The markets are fast moving. To remain competitive, an immediate response to customer needs is necessary. Long development phases for new products, business models or services give the competition a head start and create a large risk for the company. The Minimum Viable Product is a possible strategy to react to market needs in a timely manner and with little effort. The MVP is a version of a new product, service or business idea that is created with little effort and used to gain customer feedback. One speaks of a first “usable” product, usually with minimal functionality.
Even if there are critics of this strategy, it has a few advantages for the new, agile working world and in comparison to dynamic start-ups.
- Quick reaction to changing needs in the market.
- An MVP allows the testing of a market gap with as little development effort as possible. This gives your company clarity about whether there is a market for a product, a service or a new business idea.
- Customer feedback is directly integrated into the further development process. In this way, the product can be improved step by step and you avoid products that your customers don’t even want.
- The information gained about customer wishes enables you to direct your capital investment towards the best product.
- Overall, the risk is reduced during the development of products, services or business models.
- You save resources, money and time.
- Your customers become early adopters, which increases loyalty. The appeal of the development process is great and the influence of customer feedback leads to a feeling of appreciation on the part of the customer.
- Releases can be promoted excellently. Your company can win brand ambassadors or integrate influencers, for example, through beta tests in social media.
- You create an ideal relationship between capital investment and success on the market.
- A quick market entry becomes possible and you attract the attention of potential investors.
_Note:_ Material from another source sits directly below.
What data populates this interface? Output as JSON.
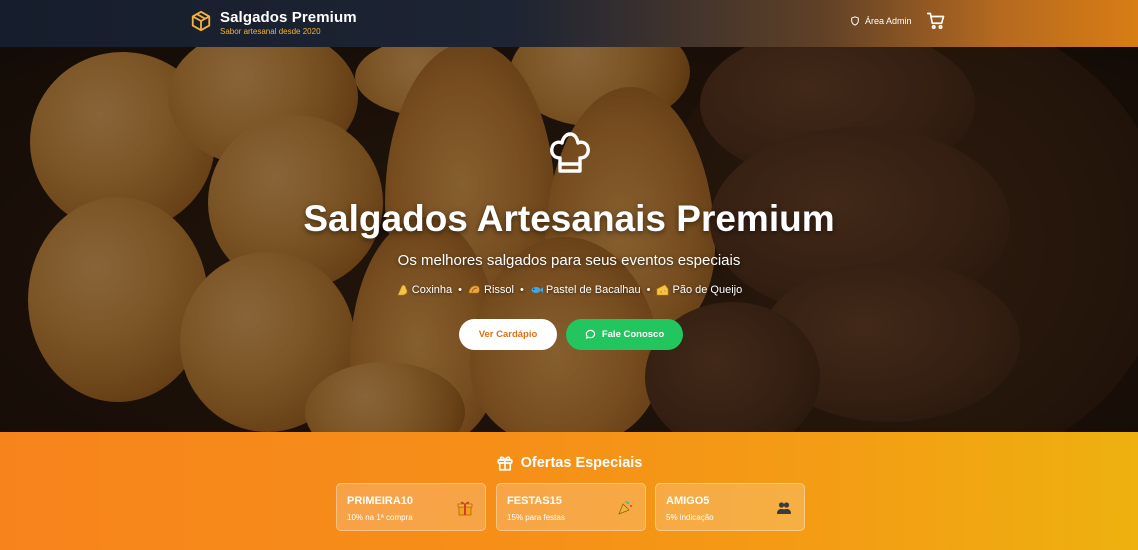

In addition to their use in software and app development, MVP play a central role in the transfer of science into practice, especially in times of digital transformation. According to the basic principle, the cycle “Build-Measure-Learn” is followed. This approach can also be applied to work in project teams and is similar to the iterative approach of the scholarship holders in the Graduate School of Logistics.